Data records
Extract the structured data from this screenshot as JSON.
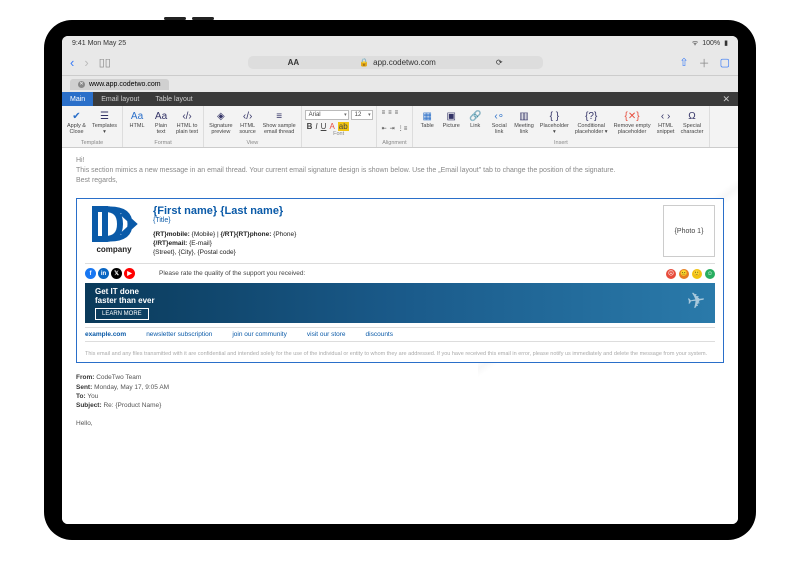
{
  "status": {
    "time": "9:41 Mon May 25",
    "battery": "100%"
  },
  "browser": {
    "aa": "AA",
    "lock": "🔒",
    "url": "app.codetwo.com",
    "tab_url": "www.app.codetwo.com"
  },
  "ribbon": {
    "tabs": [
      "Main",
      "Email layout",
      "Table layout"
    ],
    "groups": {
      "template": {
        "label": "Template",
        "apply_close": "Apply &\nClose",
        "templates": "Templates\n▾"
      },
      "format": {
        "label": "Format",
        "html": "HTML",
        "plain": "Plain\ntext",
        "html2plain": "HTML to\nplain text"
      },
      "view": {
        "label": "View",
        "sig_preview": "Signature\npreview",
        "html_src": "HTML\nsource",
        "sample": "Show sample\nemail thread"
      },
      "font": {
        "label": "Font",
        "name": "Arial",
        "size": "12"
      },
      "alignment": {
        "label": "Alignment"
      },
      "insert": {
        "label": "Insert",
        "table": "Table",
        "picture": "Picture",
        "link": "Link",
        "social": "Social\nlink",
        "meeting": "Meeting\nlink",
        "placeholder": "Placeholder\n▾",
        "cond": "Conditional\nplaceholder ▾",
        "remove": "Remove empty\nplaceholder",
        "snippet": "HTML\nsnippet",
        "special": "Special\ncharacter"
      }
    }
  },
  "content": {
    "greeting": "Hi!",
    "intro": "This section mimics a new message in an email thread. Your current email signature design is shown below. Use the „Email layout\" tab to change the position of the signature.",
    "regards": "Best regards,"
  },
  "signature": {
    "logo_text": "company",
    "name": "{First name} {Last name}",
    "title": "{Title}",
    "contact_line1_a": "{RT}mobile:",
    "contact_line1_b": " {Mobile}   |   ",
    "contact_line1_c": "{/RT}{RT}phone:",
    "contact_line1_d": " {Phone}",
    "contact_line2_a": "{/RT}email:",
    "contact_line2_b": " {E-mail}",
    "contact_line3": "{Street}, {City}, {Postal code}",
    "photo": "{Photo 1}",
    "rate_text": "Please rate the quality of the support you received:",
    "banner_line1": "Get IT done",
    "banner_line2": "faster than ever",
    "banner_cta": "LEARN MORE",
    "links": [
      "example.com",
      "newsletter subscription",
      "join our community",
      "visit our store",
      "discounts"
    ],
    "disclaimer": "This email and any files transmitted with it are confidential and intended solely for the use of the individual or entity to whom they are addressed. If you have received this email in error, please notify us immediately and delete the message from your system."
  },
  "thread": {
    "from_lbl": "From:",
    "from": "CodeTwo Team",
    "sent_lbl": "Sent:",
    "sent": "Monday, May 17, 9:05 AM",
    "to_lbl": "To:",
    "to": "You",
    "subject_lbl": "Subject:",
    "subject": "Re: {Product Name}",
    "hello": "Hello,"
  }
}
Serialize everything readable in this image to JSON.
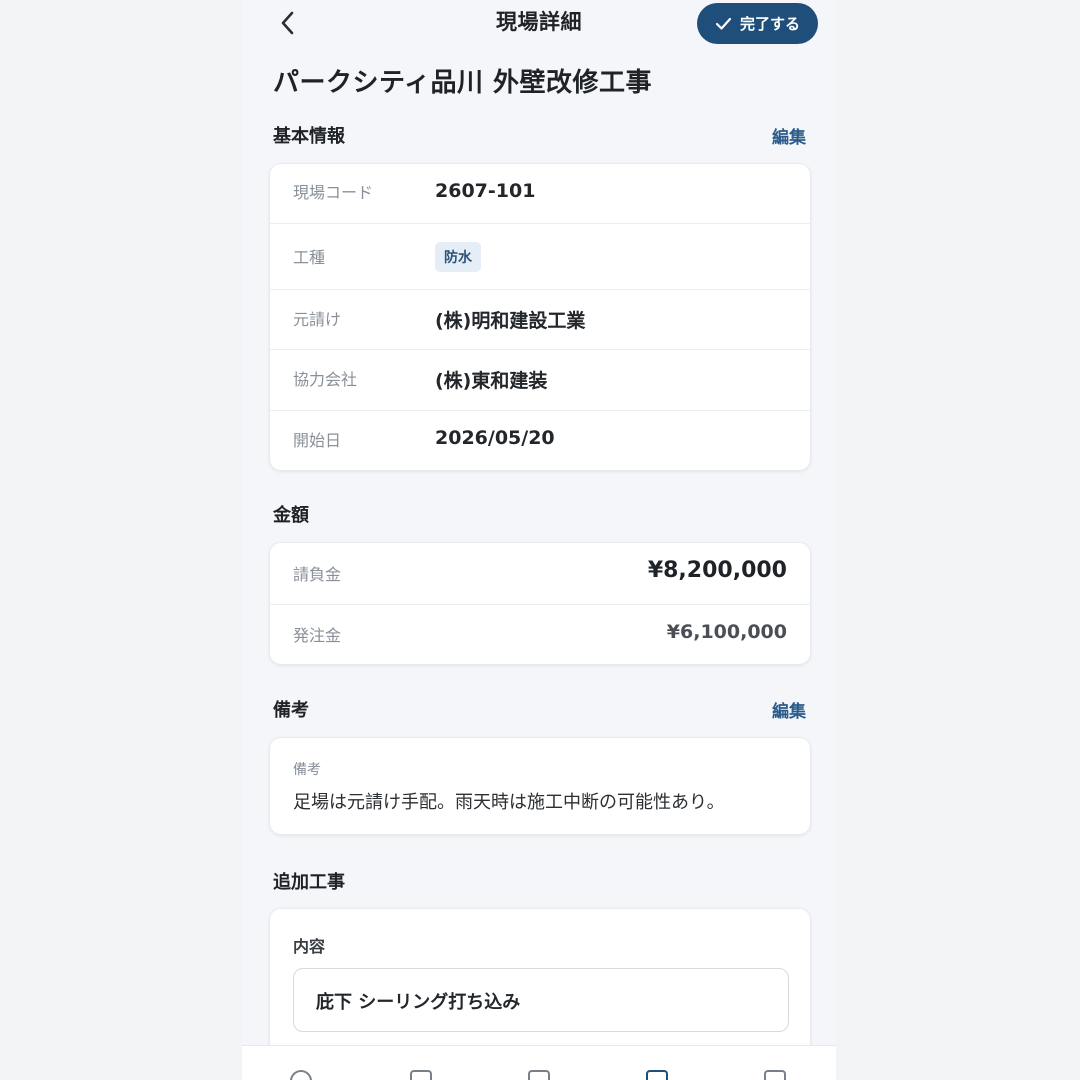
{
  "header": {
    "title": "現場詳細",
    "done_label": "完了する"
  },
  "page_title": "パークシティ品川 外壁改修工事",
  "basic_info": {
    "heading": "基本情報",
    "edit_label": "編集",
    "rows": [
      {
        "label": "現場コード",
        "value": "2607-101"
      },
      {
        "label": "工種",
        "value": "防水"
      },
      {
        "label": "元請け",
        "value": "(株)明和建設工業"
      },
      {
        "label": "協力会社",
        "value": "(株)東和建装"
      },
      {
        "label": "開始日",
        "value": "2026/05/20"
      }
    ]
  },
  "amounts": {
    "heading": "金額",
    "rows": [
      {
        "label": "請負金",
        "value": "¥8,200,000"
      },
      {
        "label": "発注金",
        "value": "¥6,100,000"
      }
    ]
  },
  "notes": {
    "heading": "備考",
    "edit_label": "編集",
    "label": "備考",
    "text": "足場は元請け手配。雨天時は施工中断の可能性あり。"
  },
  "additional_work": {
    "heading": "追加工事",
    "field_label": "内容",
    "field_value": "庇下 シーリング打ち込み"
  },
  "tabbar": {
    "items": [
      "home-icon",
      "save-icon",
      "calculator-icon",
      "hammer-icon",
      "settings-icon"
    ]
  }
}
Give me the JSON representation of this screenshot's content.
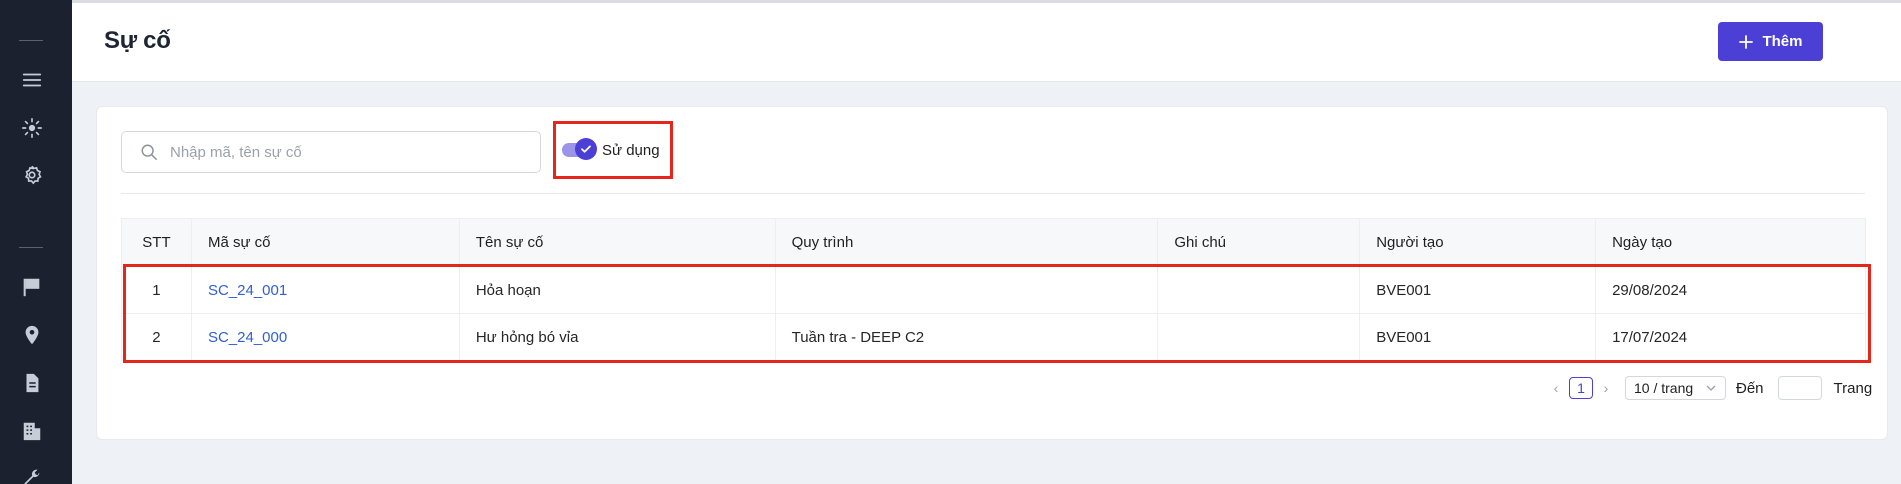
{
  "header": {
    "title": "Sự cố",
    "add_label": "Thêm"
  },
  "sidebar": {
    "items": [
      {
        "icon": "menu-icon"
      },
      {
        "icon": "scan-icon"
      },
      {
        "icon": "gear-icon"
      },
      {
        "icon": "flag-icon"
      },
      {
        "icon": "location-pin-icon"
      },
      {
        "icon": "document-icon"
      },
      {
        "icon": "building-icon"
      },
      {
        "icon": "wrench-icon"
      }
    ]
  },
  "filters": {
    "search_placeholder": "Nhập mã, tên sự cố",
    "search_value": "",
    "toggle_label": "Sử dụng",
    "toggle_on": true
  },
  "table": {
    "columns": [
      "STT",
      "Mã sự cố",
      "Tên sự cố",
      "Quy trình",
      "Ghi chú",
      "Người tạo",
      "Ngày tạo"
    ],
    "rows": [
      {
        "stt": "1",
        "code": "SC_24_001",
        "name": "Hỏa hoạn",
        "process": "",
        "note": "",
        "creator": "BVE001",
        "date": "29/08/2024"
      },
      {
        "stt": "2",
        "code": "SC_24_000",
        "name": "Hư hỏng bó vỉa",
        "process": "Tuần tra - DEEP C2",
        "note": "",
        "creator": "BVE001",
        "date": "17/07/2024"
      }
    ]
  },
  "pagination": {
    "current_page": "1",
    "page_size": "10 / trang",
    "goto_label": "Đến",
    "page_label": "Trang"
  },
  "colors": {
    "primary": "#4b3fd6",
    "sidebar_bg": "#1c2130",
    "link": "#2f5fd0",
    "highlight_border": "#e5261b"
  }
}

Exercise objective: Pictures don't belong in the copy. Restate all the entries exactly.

Solution to the exercise:
Extract the structured data from this screenshot as JSON.
{
  "status": {
    "time": "9:41 Mon May 25",
    "battery": "100%"
  },
  "browser": {
    "aa": "AA",
    "lock": "🔒",
    "url": "app.codetwo.com",
    "tab_url": "www.app.codetwo.com"
  },
  "ribbon": {
    "tabs": [
      "Main",
      "Email layout",
      "Table layout"
    ],
    "groups": {
      "template": {
        "label": "Template",
        "apply_close": "Apply &\nClose",
        "templates": "Templates\n▾"
      },
      "format": {
        "label": "Format",
        "html": "HTML",
        "plain": "Plain\ntext",
        "html2plain": "HTML to\nplain text"
      },
      "view": {
        "label": "View",
        "sig_preview": "Signature\npreview",
        "html_src": "HTML\nsource",
        "sample": "Show sample\nemail thread"
      },
      "font": {
        "label": "Font",
        "name": "Arial",
        "size": "12"
      },
      "alignment": {
        "label": "Alignment"
      },
      "insert": {
        "label": "Insert",
        "table": "Table",
        "picture": "Picture",
        "link": "Link",
        "social": "Social\nlink",
        "meeting": "Meeting\nlink",
        "placeholder": "Placeholder\n▾",
        "cond": "Conditional\nplaceholder ▾",
        "remove": "Remove empty\nplaceholder",
        "snippet": "HTML\nsnippet",
        "special": "Special\ncharacter"
      }
    }
  },
  "content": {
    "greeting": "Hi!",
    "intro": "This section mimics a new message in an email thread. Your current email signature design is shown below. Use the „Email layout\" tab to change the position of the signature.",
    "regards": "Best regards,"
  },
  "signature": {
    "logo_text": "company",
    "name": "{First name} {Last name}",
    "title": "{Title}",
    "contact_line1_a": "{RT}mobile:",
    "contact_line1_b": " {Mobile}   |   ",
    "contact_line1_c": "{/RT}{RT}phone:",
    "contact_line1_d": " {Phone}",
    "contact_line2_a": "{/RT}email:",
    "contact_line2_b": " {E-mail}",
    "contact_line3": "{Street}, {City}, {Postal code}",
    "photo": "{Photo 1}",
    "rate_text": "Please rate the quality of the support you received:",
    "banner_line1": "Get IT done",
    "banner_line2": "faster than ever",
    "banner_cta": "LEARN MORE",
    "links": [
      "example.com",
      "newsletter subscription",
      "join our community",
      "visit our store",
      "discounts"
    ],
    "disclaimer": "This email and any files transmitted with it are confidential and intended solely for the use of the individual or entity to whom they are addressed. If you have received this email in error, please notify us immediately and delete the message from your system."
  },
  "thread": {
    "from_lbl": "From:",
    "from": "CodeTwo Team",
    "sent_lbl": "Sent:",
    "sent": "Monday, May 17, 9:05 AM",
    "to_lbl": "To:",
    "to": "You",
    "subject_lbl": "Subject:",
    "subject": "Re: {Product Name}",
    "hello": "Hello,"
  }
}
Serialize everything readable in this image to JSON.
{
  "header": {
    "title": "現場詳細",
    "done_label": "完了する"
  },
  "page_title": "パークシティ品川 外壁改修工事",
  "basic_info": {
    "heading": "基本情報",
    "edit_label": "編集",
    "rows": [
      {
        "label": "現場コード",
        "value": "2607-101"
      },
      {
        "label": "工種",
        "value": "防水"
      },
      {
        "label": "元請け",
        "value": "(株)明和建設工業"
      },
      {
        "label": "協力会社",
        "value": "(株)東和建装"
      },
      {
        "label": "開始日",
        "value": "2026/05/20"
      }
    ]
  },
  "amounts": {
    "heading": "金額",
    "rows": [
      {
        "label": "請負金",
        "value": "¥8,200,000"
      },
      {
        "label": "発注金",
        "value": "¥6,100,000"
      }
    ]
  },
  "notes": {
    "heading": "備考",
    "edit_label": "編集",
    "label": "備考",
    "text": "足場は元請け手配。雨天時は施工中断の可能性あり。"
  },
  "additional_work": {
    "heading": "追加工事",
    "field_label": "内容",
    "field_value": "庇下 シーリング打ち込み"
  },
  "tabbar": {
    "items": [
      "home-icon",
      "save-icon",
      "calculator-icon",
      "hammer-icon",
      "settings-icon"
    ]
  }
}
Give me the JSON representation of this screenshot's content.
{
  "header": {
    "title": "Sự cố",
    "add_label": "Thêm"
  },
  "sidebar": {
    "items": [
      {
        "icon": "menu-icon"
      },
      {
        "icon": "scan-icon"
      },
      {
        "icon": "gear-icon"
      },
      {
        "icon": "flag-icon"
      },
      {
        "icon": "location-pin-icon"
      },
      {
        "icon": "document-icon"
      },
      {
        "icon": "building-icon"
      },
      {
        "icon": "wrench-icon"
      }
    ]
  },
  "filters": {
    "search_placeholder": "Nhập mã, tên sự cố",
    "search_value": "",
    "toggle_label": "Sử dụng",
    "toggle_on": true
  },
  "table": {
    "columns": [
      "STT",
      "Mã sự cố",
      "Tên sự cố",
      "Quy trình",
      "Ghi chú",
      "Người tạo",
      "Ngày tạo"
    ],
    "rows": [
      {
        "stt": "1",
        "code": "SC_24_001",
        "name": "Hỏa hoạn",
        "process": "",
        "note": "",
        "creator": "BVE001",
        "date": "29/08/2024"
      },
      {
        "stt": "2",
        "code": "SC_24_000",
        "name": "Hư hỏng bó vỉa",
        "process": "Tuần tra - DEEP C2",
        "note": "",
        "creator": "BVE001",
        "date": "17/07/2024"
      }
    ]
  },
  "pagination": {
    "current_page": "1",
    "page_size": "10 / trang",
    "goto_label": "Đến",
    "page_label": "Trang"
  },
  "colors": {
    "primary": "#4b3fd6",
    "sidebar_bg": "#1c2130",
    "link": "#2f5fd0",
    "highlight_border": "#e5261b"
  }
}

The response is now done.